Ned, would it be possible to rewrite code of the form:

    if giant pasted regexp matches:

    if any(p matches for p in patterns):

That should work under any version of Python.

There's no guarantee that regexps _can_ be pasted together and still work, so I can't call this change "a bug".  That pasting regexps together "worked" before was an implementation accident.

I'd be happy to change it anyway, except I know of no way to use Python's re engine without backreferences that can avoid exponential-time behavior in some cases.  In some other regexp engines, yes (e.g., as the code comments note, in those that support "atomic grouping"), but not in Python's.  Nor does Python's re engine support reusing backreference names or numbers.

So I know of no way to restore the ability to paste regexps together that wouldn't reintroduce the possiblity of exponential time failure :-(
msg368683 - (view) Author: Anthony Sottile (Anthony Sottile) * Date: 2020-05-11 23:52
one way might be to give the groups "unique" names (perhaps hashing the input string?)  ((this is what I attempted to do in a little bit of code which tried to "backport" (group)*+ and (group)++))
msg368686 - (view) Author: Tim Peters (tim.peters) * (Python committer) Date: 2020-05-12 00:12
I don't want something probabilistic.  Fix it or don't ;-)

One thing that would work, but at the cost of non-determinism:  do the same as now, but obtain the number part of the group name by applying next() to a module-global private instance of itertools.count().  That will keep the numbers increasing "forever", and across calls.  The point to using .count() is that it's atomic (i.e., won't repeat a number if multiple threads happen to be constructing regexps simultaneously).

It's a darned silly amount of effort, though ;-)
msg368695 - (view) Author: Tim Peters (tim.peters) * (Python committer) Date: 2020-05-12 02:19
New changeset b1b4c790e7d3b5f4244450aefe3d8f01710c13f7 by Tim Peters in branch 'master':
bpo-40480: restore ability to join fnmatch.translate() results (GH-20049)
msg368714 - (view) Author: Ned Batchelder (nedbat) * (Python triager) Date: 2020-05-12 09:46
Wow, thanks Tim. To be honest, I was coming around to your original point of view that it was too much to promise that these regexes could be combined the way I'm doing it.  If we have to undo this latest change, I can live with it.
msg368734 - (view) Author: Tim Peters (tim.peters) * (Python committer) Date: 2020-05-12 14:54
Ned, I'm happy to do this.
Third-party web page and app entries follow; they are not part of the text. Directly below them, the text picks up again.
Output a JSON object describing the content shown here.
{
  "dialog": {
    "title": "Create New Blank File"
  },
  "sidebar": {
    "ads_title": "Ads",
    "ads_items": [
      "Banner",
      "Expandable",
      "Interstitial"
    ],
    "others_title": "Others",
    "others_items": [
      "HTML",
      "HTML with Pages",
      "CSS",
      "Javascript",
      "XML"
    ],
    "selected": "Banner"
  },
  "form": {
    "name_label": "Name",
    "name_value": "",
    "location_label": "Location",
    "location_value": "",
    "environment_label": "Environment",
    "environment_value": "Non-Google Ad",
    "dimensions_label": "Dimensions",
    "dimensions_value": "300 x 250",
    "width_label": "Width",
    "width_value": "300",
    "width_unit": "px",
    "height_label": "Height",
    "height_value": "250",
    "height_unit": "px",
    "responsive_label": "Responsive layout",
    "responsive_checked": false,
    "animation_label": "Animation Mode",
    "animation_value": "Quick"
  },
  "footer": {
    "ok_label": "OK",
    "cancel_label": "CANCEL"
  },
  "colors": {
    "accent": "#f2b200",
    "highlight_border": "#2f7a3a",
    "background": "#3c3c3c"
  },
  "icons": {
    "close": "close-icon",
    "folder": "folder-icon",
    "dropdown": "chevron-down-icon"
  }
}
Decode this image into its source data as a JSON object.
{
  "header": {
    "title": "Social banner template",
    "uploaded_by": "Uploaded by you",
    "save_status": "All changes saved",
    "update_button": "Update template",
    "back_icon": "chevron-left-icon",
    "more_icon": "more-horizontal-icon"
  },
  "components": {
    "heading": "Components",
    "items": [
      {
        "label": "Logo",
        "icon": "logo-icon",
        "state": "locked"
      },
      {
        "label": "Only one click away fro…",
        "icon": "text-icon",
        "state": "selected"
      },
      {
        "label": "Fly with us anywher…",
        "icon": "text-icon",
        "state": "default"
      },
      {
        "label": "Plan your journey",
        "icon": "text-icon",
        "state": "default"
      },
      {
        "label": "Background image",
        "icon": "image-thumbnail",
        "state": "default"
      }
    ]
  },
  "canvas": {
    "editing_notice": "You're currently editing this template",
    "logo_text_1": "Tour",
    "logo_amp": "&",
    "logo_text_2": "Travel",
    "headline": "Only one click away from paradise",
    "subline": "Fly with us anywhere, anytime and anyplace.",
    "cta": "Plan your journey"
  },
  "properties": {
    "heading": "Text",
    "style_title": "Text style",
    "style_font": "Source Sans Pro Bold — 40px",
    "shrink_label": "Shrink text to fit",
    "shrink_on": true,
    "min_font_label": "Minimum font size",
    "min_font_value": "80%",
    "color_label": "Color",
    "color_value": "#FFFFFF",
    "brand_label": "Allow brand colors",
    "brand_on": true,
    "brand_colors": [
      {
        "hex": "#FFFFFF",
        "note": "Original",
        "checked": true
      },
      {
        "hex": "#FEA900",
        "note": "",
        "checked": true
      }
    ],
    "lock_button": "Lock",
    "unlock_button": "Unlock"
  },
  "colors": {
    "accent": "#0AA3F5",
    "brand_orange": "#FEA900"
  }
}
While the ability to join wasn't documented, it's not an unreasonable expectation. I'm not sure it's possible to fail _unless_ the regexps use named groups (and/or numbered backreferences) - and nobody in their right mind would expect regexps for such simple patterns to do such a thing ;-)

So chances seem decent the regression your user stumbled into wouldn't be the only one to pop up.  The fix was actually quite easy (and thanks to Anthony for nudging me in that direction!).  The annoying part was writing a test given that the precise group names generated are no longer predictable :-(
Date User Action Args
2020-05-12 14:54:46tim.peterssetmessages: + msg368734
2020-05-12 09:46:13nedbatsetmessages: + msg368714
2020-05-12 02:19:41tim.peterssetmessages: + msg368695
2020-05-12 01:13:09tim.peterssetpull_requests: + pull_request19358
2020-05-12 00:12:46tim.peterssetmessages: + msg368686
2020-05-11 23:52:18Anthony Sottilesetnosy: + Anthony Sottile
messages: + msg368683
2020-05-11 21:24:20tim.peterssetmessages: + msg368655
2020-05-11 20:02:25nedbatsetnosy: + nedbat
messages: + msg368645
2020-05-06 02:31:54tim.peterssetstatus: open -> closed
assignee: tim.peters
resolution: fixed
stage: patch review -> resolved
2020-05-06 02:28:31tim.peterssetmessages: + msg368222
2020-05-04 18:45:49tim.peterssetkeywords: + patch
stage: needs patch -> patch review
pull_requests: + pull_request19223
2020-05-04 18:40:10tim.peterssetstage: needs patch
messages: + msg368075
versions: + Python 3.9, - Python 3.8
2020-05-04 00:00:38tim.peterssetmessages: + msg368002
2020-05-03 17:06:41tim.peterssetnosy: + tim.peters
messages: + msg367983
2020-05-03 16:42:59kleshnisetmessages: + msg367982
2020-05-03 09:37:07kleshnicreate